Directions for this task
The result should be every line in the data below that carries the string "intent".
○ ○ ○ ○ ○ ○ ○
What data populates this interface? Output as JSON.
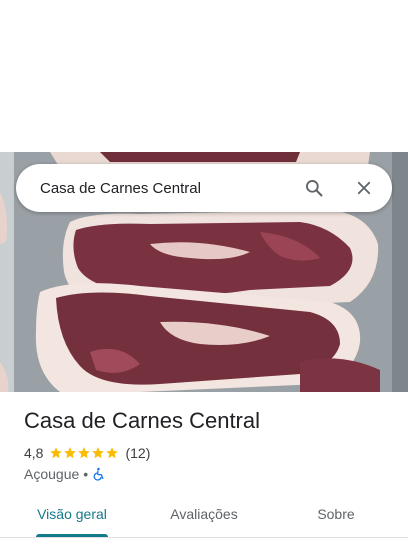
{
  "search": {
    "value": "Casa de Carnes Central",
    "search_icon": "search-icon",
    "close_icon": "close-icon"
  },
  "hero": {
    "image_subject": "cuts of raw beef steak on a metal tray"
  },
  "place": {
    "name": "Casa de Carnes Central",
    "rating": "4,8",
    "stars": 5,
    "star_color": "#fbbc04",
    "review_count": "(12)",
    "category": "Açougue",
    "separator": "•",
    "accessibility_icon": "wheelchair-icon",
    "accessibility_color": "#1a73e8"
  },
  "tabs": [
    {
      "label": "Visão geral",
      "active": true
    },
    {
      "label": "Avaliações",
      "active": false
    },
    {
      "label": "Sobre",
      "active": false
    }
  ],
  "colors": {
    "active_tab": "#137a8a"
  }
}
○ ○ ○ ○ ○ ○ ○
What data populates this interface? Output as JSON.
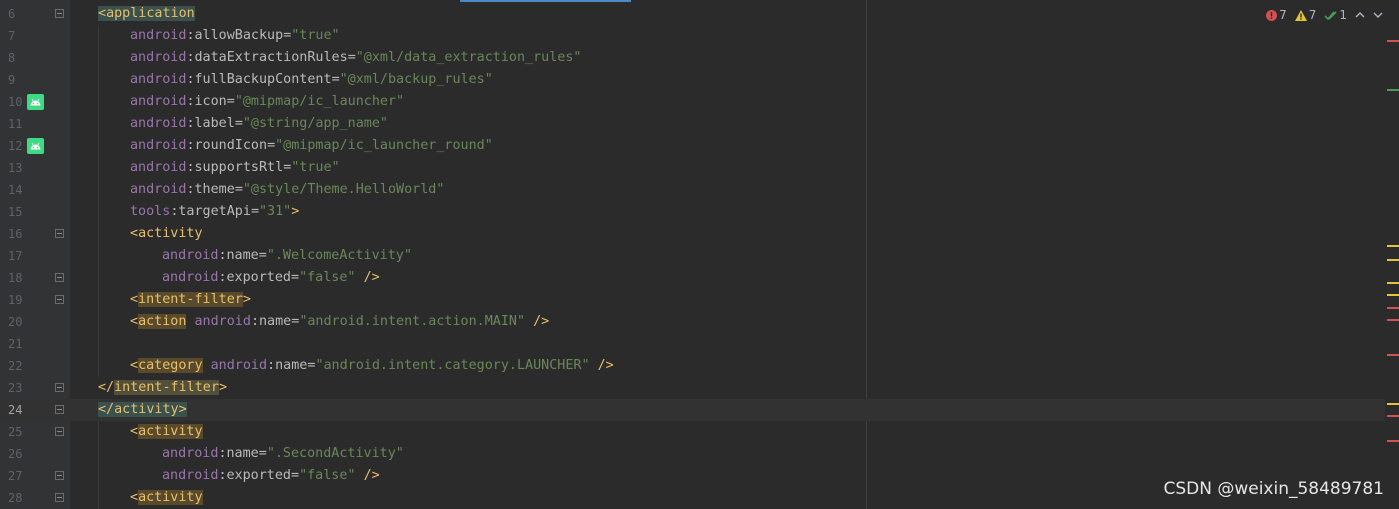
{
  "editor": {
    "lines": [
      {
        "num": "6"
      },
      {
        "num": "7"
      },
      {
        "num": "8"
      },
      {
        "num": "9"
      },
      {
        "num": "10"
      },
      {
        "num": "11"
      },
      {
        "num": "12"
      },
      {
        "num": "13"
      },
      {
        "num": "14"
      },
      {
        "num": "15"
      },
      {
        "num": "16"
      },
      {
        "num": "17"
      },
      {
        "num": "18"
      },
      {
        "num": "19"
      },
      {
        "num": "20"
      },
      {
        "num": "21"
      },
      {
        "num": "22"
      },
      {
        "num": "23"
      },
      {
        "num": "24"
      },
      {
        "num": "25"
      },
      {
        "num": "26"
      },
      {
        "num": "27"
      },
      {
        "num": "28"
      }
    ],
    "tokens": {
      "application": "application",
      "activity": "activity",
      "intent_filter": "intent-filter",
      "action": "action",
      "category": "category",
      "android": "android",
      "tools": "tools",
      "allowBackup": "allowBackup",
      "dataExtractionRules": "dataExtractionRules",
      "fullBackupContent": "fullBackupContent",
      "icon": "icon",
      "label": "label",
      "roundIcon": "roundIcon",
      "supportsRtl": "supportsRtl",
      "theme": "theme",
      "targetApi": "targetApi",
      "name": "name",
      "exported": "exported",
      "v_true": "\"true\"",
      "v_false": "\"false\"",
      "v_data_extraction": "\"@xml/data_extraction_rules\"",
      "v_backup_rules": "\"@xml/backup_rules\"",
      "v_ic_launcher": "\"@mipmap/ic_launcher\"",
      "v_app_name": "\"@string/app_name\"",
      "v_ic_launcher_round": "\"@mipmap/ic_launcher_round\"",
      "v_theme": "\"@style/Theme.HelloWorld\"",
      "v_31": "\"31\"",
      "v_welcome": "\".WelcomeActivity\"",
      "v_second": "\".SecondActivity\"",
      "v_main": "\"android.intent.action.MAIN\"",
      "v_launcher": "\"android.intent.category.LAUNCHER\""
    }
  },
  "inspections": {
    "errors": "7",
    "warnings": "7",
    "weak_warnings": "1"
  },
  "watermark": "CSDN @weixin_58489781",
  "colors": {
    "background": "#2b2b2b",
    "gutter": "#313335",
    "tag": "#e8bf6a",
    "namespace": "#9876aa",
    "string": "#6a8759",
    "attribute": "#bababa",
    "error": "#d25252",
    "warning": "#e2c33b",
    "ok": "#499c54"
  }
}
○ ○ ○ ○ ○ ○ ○
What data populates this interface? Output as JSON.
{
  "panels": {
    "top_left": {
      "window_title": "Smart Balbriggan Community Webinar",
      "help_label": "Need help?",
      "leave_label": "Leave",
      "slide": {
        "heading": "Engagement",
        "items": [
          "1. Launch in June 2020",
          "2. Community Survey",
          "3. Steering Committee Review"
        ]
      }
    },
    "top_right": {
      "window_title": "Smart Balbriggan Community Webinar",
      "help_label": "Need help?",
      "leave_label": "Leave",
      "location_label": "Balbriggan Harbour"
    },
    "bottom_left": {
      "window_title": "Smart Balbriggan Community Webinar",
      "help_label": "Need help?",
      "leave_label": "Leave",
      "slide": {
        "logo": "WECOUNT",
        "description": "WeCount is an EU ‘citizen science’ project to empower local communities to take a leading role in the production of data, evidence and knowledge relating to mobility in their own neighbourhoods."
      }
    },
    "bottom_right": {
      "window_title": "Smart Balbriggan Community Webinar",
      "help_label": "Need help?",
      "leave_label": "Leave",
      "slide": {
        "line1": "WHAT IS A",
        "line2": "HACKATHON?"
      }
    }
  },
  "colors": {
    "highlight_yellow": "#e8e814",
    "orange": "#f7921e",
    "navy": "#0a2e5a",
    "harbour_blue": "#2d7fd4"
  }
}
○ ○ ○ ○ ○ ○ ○
Exercise answer
      "intent_filter": "intent-filter",
      "v_main": "\"android.intent.action.MAIN\"",
      "v_launcher": "\"android.intent.category.LAUNCHER\""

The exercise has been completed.